Susan M. Boyer, Henery Press, 248 pages
Eccentric characters go together in Southern mysteries like, well, shrimp and grits. But Susan M. Boyer deftly shapes characters with just enough idiosyncrasies without succumbing to cliches in her engaging second novel. “Lowcountry Bombshell” surprises at every twist as Boyer infuses her lighthearted plot with a look at obsession with celebrity, unadulterated greed and an affectionate look at South Carolina.
Private detective Liz Talbot has a practical view of the world, despite her rather complicated love life. It’s the clients who come to her P.I. firm who are the odd ones. Her latest is Calista McQueen, a picture-perfect likeness of Marilyn Monroe. A recent transplant to Stella Maris, a fictional island adjacent to Charleston, Calista is convinced that someone wants to kill her and that it will occur on the anniversary of Monroe’s death.
Liz is intrigued but skeptical of Calista’s alleged similarities to the famous actress, from the names of her client’s former husbands to her celebrity-obsessed family. But there may be a more realistic reason for Calista’s fears than the Monroe resemblance – Calista is rich.
A light mystery melded with the private detective genre has proved to be a winner for Boyer, whose debut last year, “Lowcountry Boil,” landed on a couple of best-seller lists and won the Agatha and the Daphne du Maurier awards. She continues her lively storytelling in the highly entertaining “Lowcountry Bombshell.”
Sara Paretsky, Putnam, 480 pages
Since private investigator V.I. Warshawski took up with double bassist Jake Thibaut in 2009’s “Hardball,” her creator, author Sara Paretsky, seems to have renewed creative energy, evident in pages that almost seem to turn themselves.

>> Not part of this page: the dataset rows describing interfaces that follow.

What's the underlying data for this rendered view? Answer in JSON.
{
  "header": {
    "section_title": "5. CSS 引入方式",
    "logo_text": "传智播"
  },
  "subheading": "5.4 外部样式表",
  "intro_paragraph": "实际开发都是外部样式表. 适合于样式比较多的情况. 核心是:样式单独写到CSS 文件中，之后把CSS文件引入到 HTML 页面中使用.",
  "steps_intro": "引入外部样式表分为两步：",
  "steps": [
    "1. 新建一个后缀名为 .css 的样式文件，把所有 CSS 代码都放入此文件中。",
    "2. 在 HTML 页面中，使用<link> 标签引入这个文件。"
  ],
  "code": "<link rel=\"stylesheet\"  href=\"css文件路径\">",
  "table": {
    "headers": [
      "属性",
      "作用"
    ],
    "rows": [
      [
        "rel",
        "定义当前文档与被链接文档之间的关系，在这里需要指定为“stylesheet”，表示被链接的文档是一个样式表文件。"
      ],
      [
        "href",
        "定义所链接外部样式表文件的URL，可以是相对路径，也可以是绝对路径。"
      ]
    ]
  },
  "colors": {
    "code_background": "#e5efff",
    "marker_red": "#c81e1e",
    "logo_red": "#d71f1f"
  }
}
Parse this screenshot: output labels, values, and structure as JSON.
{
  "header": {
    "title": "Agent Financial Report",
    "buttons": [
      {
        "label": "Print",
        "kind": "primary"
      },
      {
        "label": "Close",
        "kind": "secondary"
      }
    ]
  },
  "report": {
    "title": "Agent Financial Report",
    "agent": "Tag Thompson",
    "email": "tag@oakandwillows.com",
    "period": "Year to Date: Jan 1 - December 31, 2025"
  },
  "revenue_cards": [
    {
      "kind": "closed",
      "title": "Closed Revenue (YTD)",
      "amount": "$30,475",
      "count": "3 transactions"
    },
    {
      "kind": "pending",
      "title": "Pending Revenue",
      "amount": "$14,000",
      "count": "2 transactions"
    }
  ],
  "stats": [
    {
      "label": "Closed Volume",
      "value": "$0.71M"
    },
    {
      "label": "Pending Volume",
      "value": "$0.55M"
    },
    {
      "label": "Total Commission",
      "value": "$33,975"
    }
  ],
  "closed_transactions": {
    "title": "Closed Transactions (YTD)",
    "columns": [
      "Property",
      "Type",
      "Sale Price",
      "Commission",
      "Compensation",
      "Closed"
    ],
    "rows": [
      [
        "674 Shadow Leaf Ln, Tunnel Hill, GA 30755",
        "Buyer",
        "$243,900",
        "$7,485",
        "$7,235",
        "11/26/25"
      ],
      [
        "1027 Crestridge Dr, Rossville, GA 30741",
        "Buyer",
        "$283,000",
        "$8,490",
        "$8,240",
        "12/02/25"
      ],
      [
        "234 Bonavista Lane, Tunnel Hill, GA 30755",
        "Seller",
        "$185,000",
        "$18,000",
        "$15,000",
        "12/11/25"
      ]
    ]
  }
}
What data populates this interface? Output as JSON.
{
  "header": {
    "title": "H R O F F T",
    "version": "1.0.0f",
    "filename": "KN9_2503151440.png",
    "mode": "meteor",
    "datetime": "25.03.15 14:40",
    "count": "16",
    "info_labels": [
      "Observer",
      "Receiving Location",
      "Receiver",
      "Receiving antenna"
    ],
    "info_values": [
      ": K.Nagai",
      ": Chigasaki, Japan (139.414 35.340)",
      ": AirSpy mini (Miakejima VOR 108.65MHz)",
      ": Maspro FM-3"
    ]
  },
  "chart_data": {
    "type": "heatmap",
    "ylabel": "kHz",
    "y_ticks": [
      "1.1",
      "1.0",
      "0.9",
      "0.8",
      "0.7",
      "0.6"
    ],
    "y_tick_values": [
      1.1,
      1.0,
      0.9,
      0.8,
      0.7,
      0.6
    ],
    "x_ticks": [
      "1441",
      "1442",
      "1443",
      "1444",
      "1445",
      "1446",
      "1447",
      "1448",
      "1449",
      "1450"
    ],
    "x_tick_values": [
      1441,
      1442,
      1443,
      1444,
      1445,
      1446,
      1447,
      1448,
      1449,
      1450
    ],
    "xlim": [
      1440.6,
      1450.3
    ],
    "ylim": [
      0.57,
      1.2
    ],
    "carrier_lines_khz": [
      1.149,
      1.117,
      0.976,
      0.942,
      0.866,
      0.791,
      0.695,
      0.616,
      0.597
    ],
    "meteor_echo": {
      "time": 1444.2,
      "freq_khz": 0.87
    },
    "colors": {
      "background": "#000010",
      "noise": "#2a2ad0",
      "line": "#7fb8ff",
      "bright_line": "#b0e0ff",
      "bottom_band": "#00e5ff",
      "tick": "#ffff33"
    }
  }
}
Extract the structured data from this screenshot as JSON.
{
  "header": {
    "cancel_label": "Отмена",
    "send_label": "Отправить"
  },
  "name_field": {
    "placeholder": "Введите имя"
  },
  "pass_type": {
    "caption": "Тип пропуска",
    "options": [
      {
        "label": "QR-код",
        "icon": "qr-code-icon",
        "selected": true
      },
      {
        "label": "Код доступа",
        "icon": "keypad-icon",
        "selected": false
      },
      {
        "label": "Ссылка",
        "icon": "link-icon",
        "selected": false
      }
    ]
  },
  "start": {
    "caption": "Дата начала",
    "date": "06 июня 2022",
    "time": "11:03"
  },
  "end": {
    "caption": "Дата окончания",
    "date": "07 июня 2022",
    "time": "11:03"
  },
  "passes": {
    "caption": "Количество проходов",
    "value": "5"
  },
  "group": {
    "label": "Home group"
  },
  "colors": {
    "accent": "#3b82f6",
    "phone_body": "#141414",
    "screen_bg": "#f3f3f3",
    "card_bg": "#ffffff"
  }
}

The considerable action of “Critical Mass” (the title refers to nuclear physics) is set off when Warshawski’s friend, Dr. Lotty Herschel asks her to find Judy Binder, the daughter of Kathe, with whom Lotty grew up in pre-World War II Vienna, and Judy’s son, Martin.
That assignment takes Warshawski from her North Side Chicago neighborhood to a ruined downstate meth house in a first chapter that contains some of Paretsky’s tautest writing ever. The book’s narrative also moves between wartime Vienna and present-day Chicago, the misery of the Jewish ghetto and the luxuries of North Shore privilege.
There’s plenty of action, along with Paretsky’s usual dry humor. With entombments, solved mysteries, loose ends neatly tied, good writing and a little bit of love, “Critical Mass” is a thoroughly satisfying read.
St. Louis Post-Dispatch